---------- Dataset excerpts
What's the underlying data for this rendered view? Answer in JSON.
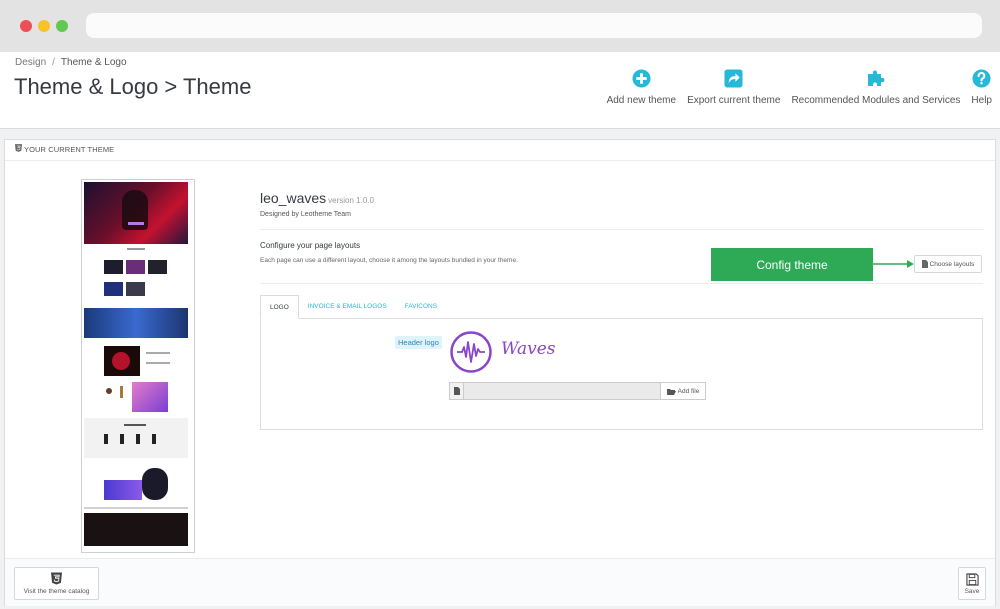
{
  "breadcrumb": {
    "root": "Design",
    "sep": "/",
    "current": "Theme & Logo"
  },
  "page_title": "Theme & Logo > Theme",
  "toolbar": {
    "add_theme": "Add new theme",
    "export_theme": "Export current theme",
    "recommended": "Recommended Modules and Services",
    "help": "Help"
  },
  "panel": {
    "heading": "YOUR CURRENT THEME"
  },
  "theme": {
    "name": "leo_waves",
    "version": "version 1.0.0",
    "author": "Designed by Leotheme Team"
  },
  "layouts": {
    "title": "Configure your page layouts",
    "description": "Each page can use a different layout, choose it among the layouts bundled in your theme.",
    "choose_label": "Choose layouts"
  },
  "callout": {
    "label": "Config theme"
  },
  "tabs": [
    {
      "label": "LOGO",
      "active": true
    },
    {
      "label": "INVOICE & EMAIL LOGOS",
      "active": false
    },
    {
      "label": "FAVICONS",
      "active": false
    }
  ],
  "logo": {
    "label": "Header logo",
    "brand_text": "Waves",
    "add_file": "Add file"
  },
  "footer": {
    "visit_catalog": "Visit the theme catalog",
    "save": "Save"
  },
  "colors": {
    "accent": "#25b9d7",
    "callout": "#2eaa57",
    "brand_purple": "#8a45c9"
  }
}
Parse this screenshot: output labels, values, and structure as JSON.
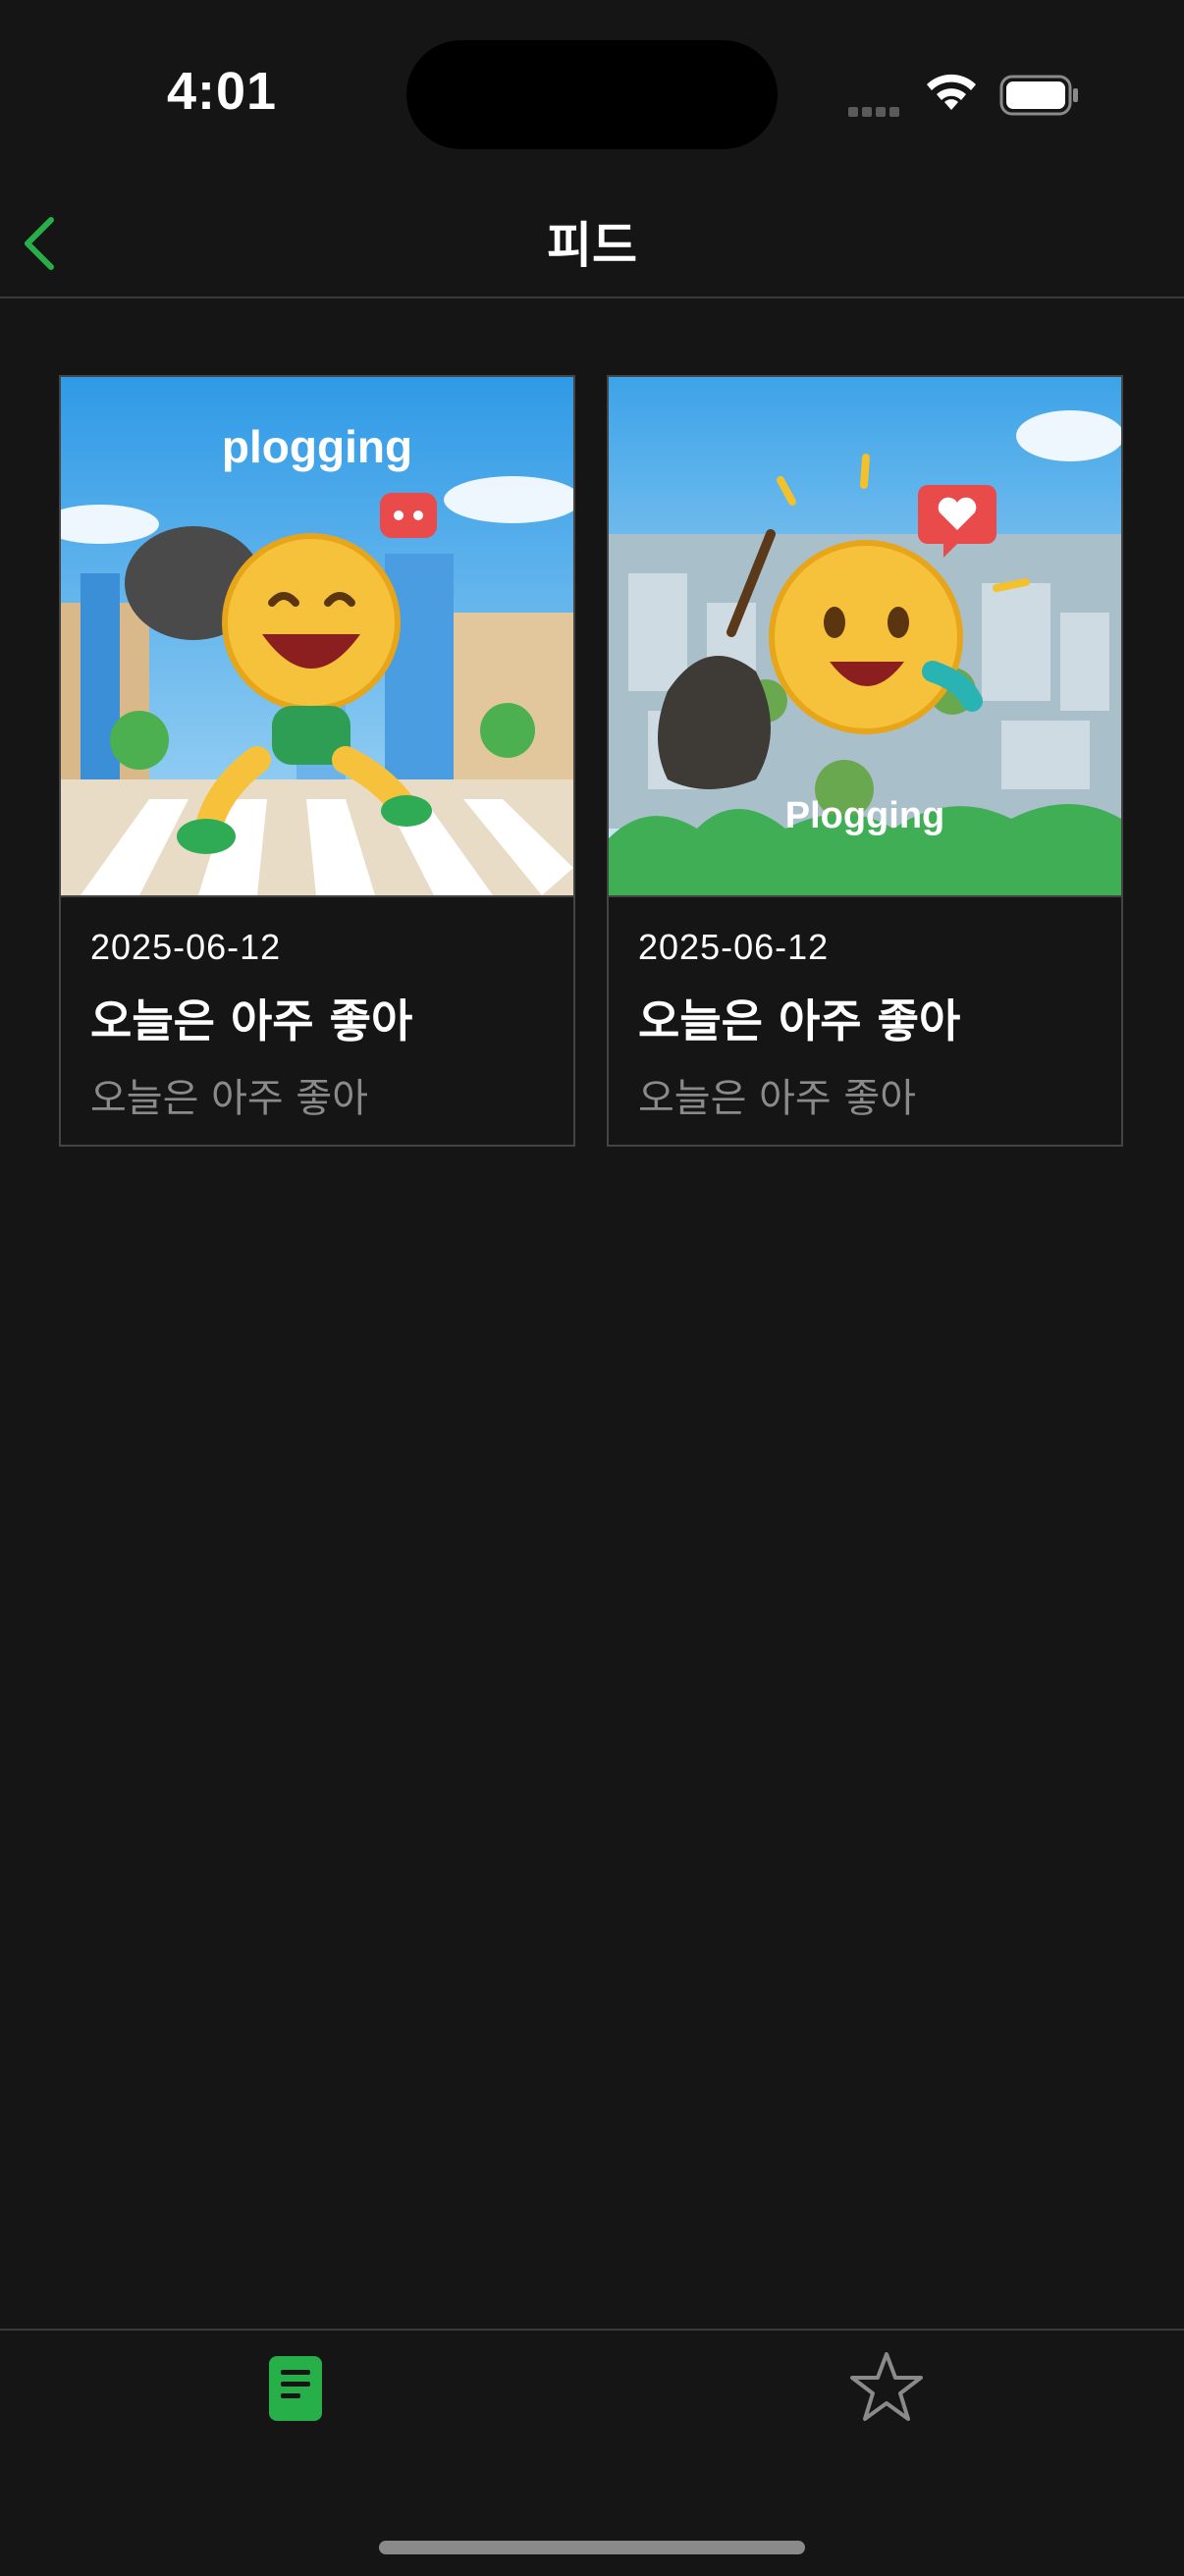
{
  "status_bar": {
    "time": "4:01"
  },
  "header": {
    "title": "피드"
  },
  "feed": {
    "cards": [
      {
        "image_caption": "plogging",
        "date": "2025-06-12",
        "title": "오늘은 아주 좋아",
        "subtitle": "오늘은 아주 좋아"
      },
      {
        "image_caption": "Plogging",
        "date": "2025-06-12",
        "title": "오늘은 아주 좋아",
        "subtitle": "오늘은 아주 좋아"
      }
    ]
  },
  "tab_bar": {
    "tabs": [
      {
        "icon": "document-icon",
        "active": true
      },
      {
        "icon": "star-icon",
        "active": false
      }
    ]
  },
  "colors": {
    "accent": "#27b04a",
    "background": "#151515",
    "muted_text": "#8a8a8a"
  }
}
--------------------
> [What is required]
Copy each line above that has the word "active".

> [Exercise answer]
      "active": true
      "active": false
      "active": false
        "active": true
        "active": false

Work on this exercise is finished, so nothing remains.